Slater, who has died aged 70 in Brechin, was passed between brothers Bill and Bob Shankly in the summer of 1962, with the Ayrshire men then in charge of Liverpool and Dundee respectively. Given the status of the clubs today, somewhat remarkably this was seen as a step up for Slater even though Liverpool were anticipating a return to the top tier, where the club have remained ever since.
But Dundee, having won the Scottish First Division title for the first and only time in their history, were preparing for the European Cup. Bob Shankly had rated Slater since the keeper’s performance against Dundee for Liverpool in a game to mark the installation of the Dens Park floodlights in March 1960. Slater was bought for £2,500 but his departure from Liverpool left a sour taste.
“In the close season Bill Shankly told me I was on my way to Dundee,” recalled Slater in July 2004. “I said ‘no’, because I wanted to stay and fight for my place in the First Division. He then named six goalies right down to the Under-12 goalkeeper, and told me I was not even quoted.”
Fortunately, this was not an evaluation shared by brother Bob, who had also signed Slater for Falkirk. Within weeks, the goalkeeper had established himself as first choice ahead of title-winner Pat Liney and was starring in one of the most extraordinary two-legged ties in Scottish football history.

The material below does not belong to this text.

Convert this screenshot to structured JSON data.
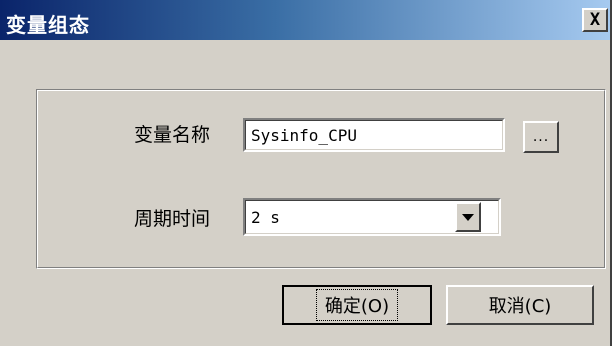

Dundee’s European Cup debut came against German champions Cologne, among the favourites to lift the cup itself. A crowd of 25,000 saw Dundee take a three goal lead in the 13 minutes. By half-time it was five, and, by the end, astonishingly, Dundee had triumphed 8-1. Even the Cologne goal was scored by a Dundee player – Alex Hamilton, who has also since passed away, putting one past Slater, his own keeper. The Germans left Dens Park nursing a grievance as well as hurt pride. Their goalkeeper had been injured in a clash with Alan Cousin, and was forced off at half-time. The German club were intent on revenge, and targeted Slater for “special attention” in the second leg. Apparently, there were already stretcher bearers positioned behind his goal when the game kicked-off.

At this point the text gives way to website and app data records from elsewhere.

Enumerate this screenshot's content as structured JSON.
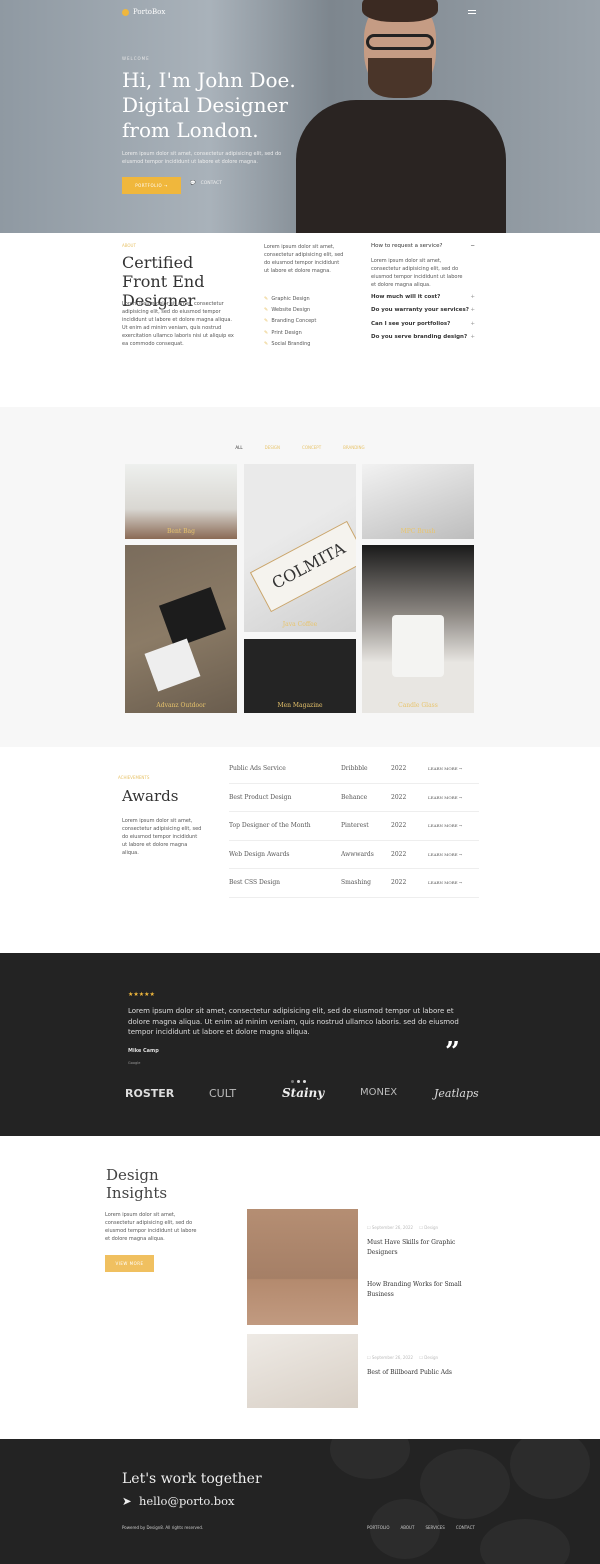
{
  "header": {
    "logo": "PortoBox",
    "menu_icon": "hamburger-icon"
  },
  "hero": {
    "eyebrow": "WELCOME",
    "title": "Hi, I'm John Doe. Digital Designer from London.",
    "text": "Lorem ipsum dolor sit amet, consectetur adipisicing elit, sed do eiusmod tempor incididunt ut labore et dolore magna.",
    "portfolio_btn": "PORTFOLIO →",
    "contact_btn": "CONTACT"
  },
  "about": {
    "eyebrow": "ABOUT",
    "title": "Certified Front End Designer",
    "text": "Lorem ipsum dolor sit amet, consectetur adipisicing elit, sed do eiusmod tempor incididunt ut labore et dolore magna aliqua. Ut enim ad minim veniam, quis nostrud exercitation ullamco laboris nisi ut aliquip ex ea commodo consequat.",
    "intro": "Lorem ipsum dolor sit amet, consectetur adipisicing elit, sed do eiusmod tempor incididunt ut labore et dolore magna.",
    "services": [
      "Graphic Design",
      "Website Design",
      "Branding Concept",
      "Print Design",
      "Social Branding"
    ],
    "faq_open": {
      "q": "How to request a service?",
      "a": "Lorem ipsum dolor sit amet, consectetur adipisicing elit, sed do eiusmod tempor incididunt ut labore et dolore magna aliqua."
    },
    "faqs": [
      "How much will it cost?",
      "Do you warranty your services?",
      "Can I see your portfolios?",
      "Do you serve branding design?"
    ]
  },
  "portfolio": {
    "filters": [
      "ALL",
      "DESIGN",
      "CONCEPT",
      "BRANDING"
    ],
    "items": [
      "Bent Bag",
      "Java Coffee",
      "MPC Brush",
      "Advanz Outdoor",
      "Men Magazine",
      "Candle Glass"
    ]
  },
  "awards": {
    "eyebrow": "ACHIEVEMENTS",
    "title": "Awards",
    "text": "Lorem ipsum dolor sit amet, consectetur adipisicing elit, sed do eiusmod tempor incididunt ut labore et dolore magna aliqua.",
    "rows": [
      {
        "name": "Public Ads Service",
        "site": "Dribbble",
        "year": "2022",
        "link": "LEARN MORE →"
      },
      {
        "name": "Best Product Design",
        "site": "Behance",
        "year": "2022",
        "link": "LEARN MORE →"
      },
      {
        "name": "Top Designer of the Month",
        "site": "Pinterest",
        "year": "2022",
        "link": "LEARN MORE →"
      },
      {
        "name": "Web Design Awards",
        "site": "Awwwards",
        "year": "2022",
        "link": "LEARN MORE →"
      },
      {
        "name": "Best CSS Design",
        "site": "Smashing",
        "year": "2022",
        "link": "LEARN MORE →"
      }
    ]
  },
  "testimonial": {
    "rating": 5,
    "stars": "★★★★★",
    "quote": "Lorem ipsum dolor sit amet, consectetur adipisicing elit, sed do eiusmod tempor ut labore et dolore magna aliqua. Ut enim ad minim veniam, quis nostrud ullamco laboris. sed do eiusmod tempor incididunt ut labore et dolore magna aliqua.",
    "author": "Mike Camp",
    "company": "Google",
    "brands": [
      "ROSTER",
      "CULT",
      "Stainy",
      "MONEX",
      "Jeatlaps"
    ]
  },
  "insights": {
    "title": "Design Insights",
    "text": "Lorem ipsum dolor sit amet, consectetur adipisicing elit, sed do eiusmod tempor incididunt ut labore et dolore magna aliqua.",
    "button": "VIEW MORE",
    "posts": [
      {
        "date": "September 26, 2022",
        "category": "Design",
        "title": "Must Have Skills for Graphic Designers"
      },
      {
        "title": "How Branding Works for Small Business"
      },
      {
        "date": "September 26, 2022",
        "category": "Design",
        "title": "Best of Billboard Public Ads"
      }
    ]
  },
  "footer": {
    "title": "Let's work together",
    "email": "hello@porto.box",
    "copyright": "Powered by Design8. All rights reserved.",
    "nav": [
      "PORTFOLIO",
      "ABOUT",
      "SERVICES",
      "CONTACT"
    ]
  },
  "colors": {
    "accent": "#f0b73c",
    "dark": "#232323"
  }
}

He was gashed in the head by a German player’s boot after just 27 minutes, and replaced by inside right Andy Penman. By the time the bedraggled Scots had retreated to the dressing room at half-time, Dundee were already 3-0 down. A bandaged-up Slater walked back into the away dressing room at half-time and the sight alone was enough to raise spirits although the keeper, in typical fashion, made a joke about looking like Lana Turner, the screen siren whose sleek outfit in The Postman Always Rings Twice had included a white turban. Slater, it was decided, should play outfield, and took up position on the wing, reprising the Gordon Smith role. And with more success, he later quipped.
Another strike for Cologne was the spur for Slater to return to where he was most at home, although even as a boy growing up in Musselburgh he would often play in attack on the Fisherrow Links because he was deemed too good to be restricted to goal.
Dundee’s run that year was finally ended at the semi-final stage by AC Milan, who went on to lift the cup at Wembley. It is not simply a supporter’s reverie which prompts the thought that Slater could have been a Ronnie Simpson, the first British goalkeeper to win the most revered medal in the club game. Celtic instead made history four years later in Lisbon.
By this time Slater had left Dens for Watford, where he was a player, coach and also assistant manager. His career had begun at Falkirk, the club he joined straight from Musselburgh Grammar School. He made his debut aged just 17 in front of 90,000 at Ibrox and helped Falkirk lift the Scottish Cup in 1957 against Kilmarnock in a replay watched by as many. It’s clear he could count on a steely nerve as well as his ready wit.
Slater is survived by his wife, Jean, two daughters and a son.
(The Scotsmans, Online, 26-07-2006)